→ Instructions to follow: All of the records below are to be output exactly; no image belongs in the result.

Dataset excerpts

+---+

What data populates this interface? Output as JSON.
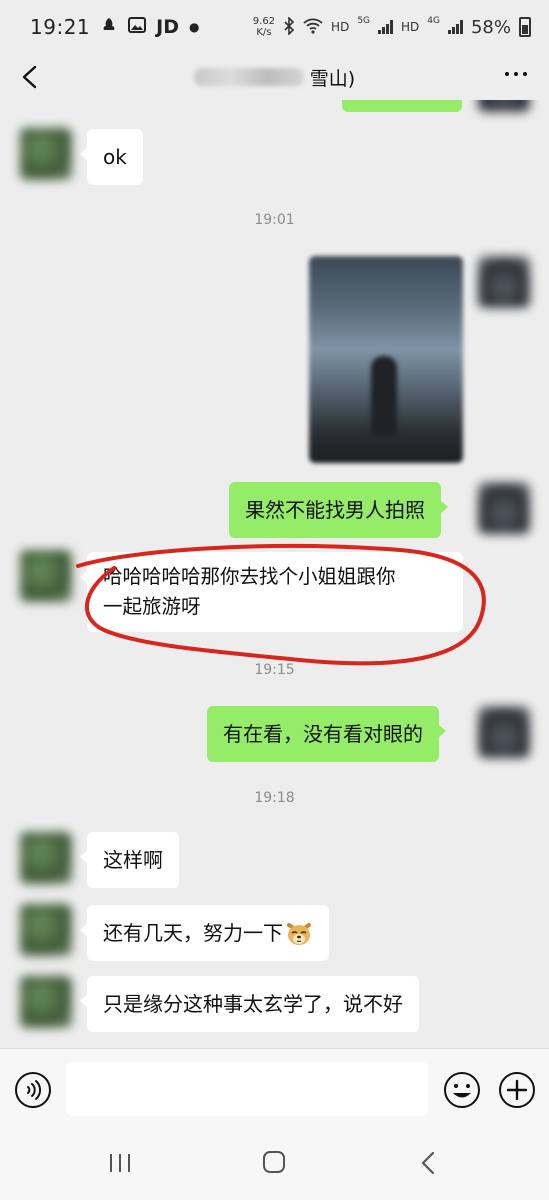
{
  "status_bar": {
    "time": "19:21",
    "app_label": "JD",
    "net_speed_value": "9.62",
    "net_speed_unit": "K/s",
    "hd1": "HD",
    "net_5g": "5G",
    "hd2": "HD",
    "net_4g": "4G",
    "battery": "58%"
  },
  "header": {
    "title_visible": "雪山)"
  },
  "messages": {
    "m1": "ok",
    "t1": "19:01",
    "m3": "果然不能找男人拍照",
    "m4_line1": "哈哈哈哈哈那你去找个小姐姐跟你",
    "m4_line2": "一起旅游呀",
    "t2": "19:15",
    "m5": "有在看，没有看对眼的",
    "t3": "19:18",
    "m6": "这样啊",
    "m7": "还有几天，努力一下",
    "m8": "只是缘分这种事太玄学了，说不好"
  },
  "emoji_m7": "dog-face-emoji",
  "colors": {
    "background": "#ededed",
    "outgoing_bubble": "#95ec69",
    "incoming_bubble": "#ffffff",
    "annotation": "#d9261c"
  }
}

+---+

→ Your solution:
What data populates this interface? Output as JSON.
{
  "status_bar": {
    "time": "19:21",
    "app_label": "JD",
    "net_speed_value": "9.62",
    "net_speed_unit": "K/s",
    "hd1": "HD",
    "net_5g": "5G",
    "hd2": "HD",
    "net_4g": "4G",
    "battery": "58%"
  },
  "header": {
    "title_visible": "雪山)"
  },
  "messages": {
    "m1": "ok",
    "t1": "19:01",
    "m3": "果然不能找男人拍照",
    "m4_line1": "哈哈哈哈哈那你去找个小姐姐跟你",
    "m4_line2": "一起旅游呀",
    "t2": "19:15",
    "m5": "有在看，没有看对眼的",
    "t3": "19:18",
    "m6": "这样啊",
    "m7": "还有几天，努力一下",
    "m8": "只是缘分这种事太玄学了，说不好"
  },
  "emoji_m7": "dog-face-emoji",
  "colors": {
    "background": "#ededed",
    "outgoing_bubble": "#95ec69",
    "incoming_bubble": "#ffffff",
    "annotation": "#d9261c"
  }
}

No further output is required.